    Whether you wish to admit it or not, our concepts of freedom are defined by the technology and limitations of the physical world around us. The digital revolution has arguably been the largest sea-change to that dynamic in the history of the world, and thus it is causing more and more people change and to internalize their core beliefs on the morality of copying/sharing/copyright infringement/however you want to define it. But simply placing the label of “theft” on it won’t make a bit of difference because too many people will inherently understand how it conflicts with the reality of how they live their lives today. They will always instinctively know the difference between hitting the ‘forward’ button on an email with a poem in it or with an MP3 file attached compared to somebody forcibly taking a slice of pizza off of some kid’s plate.

    All your citations, laws and posturing with advanced degrees won’t change any of that (thank goodness).

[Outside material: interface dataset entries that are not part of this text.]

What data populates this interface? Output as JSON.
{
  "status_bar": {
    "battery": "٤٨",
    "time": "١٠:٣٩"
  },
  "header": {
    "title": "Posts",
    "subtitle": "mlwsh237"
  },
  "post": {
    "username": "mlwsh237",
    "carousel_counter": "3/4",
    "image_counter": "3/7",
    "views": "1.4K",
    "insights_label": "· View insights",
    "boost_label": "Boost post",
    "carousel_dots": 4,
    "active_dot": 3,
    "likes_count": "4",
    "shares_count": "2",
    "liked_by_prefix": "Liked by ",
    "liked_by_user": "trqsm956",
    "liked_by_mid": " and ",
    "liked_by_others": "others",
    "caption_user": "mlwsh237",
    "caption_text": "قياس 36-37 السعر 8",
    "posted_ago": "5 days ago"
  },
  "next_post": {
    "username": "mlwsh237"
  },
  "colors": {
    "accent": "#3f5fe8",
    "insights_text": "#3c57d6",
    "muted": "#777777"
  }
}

  16. Technotopia, if you’re interested to ‘get this shit’ I recommend reading a bit of Thomas Paine, someone who understood the rights of the matter – before ‘right’ became corrupted to mean a privilege granted by the crown.

    I hesitated to point out that Thomas Paine helped draft the 1793 Copyright Act believing that you too must have been aware of it and must therefore also be in possession of some additional info that negated or otherwise explained his involvement. Low and behold I overestimated you. You were just ignorant. Turns out all this time you’ve been espousing a false prophet. Hell, not even a false prophet but an antithetical one! How does that feel?

    See Wikipedia’s entry for Paine’s Rights of Man which should make it clear to you that the right to copy existed in man (and still does) despite Queen Anne’s statute of 1709 that annulled it, to leave it, by exclusion, in the hands of a few – privileged copyright holders.

    I think you’ve “taken liberties” with this interpretation which isn’t surprising. Taking liberties with history seems to be one of your defining characteristics. In any case, the phrase “natural right” is an oxymoron. Your whole freetard-anarcho-libertarian nonsense religion is logically bankrupt. No one will ever take it seriously. Your website will continue to collect well-deserved cobwebs.

    If you read my earlier comment above, you’ll note that I’ve already provided a link to my ‘heresy’, i.e. Copyright is Theft – Infringement is Liberty.

    I didn’t ask you to spam your lunatic blog again, I asked you where you derived all your bullshit opinions to begin with. It turns out you derived them from the same place I predicated: your ass.

    Try not to trip over that tail tucked between your legs…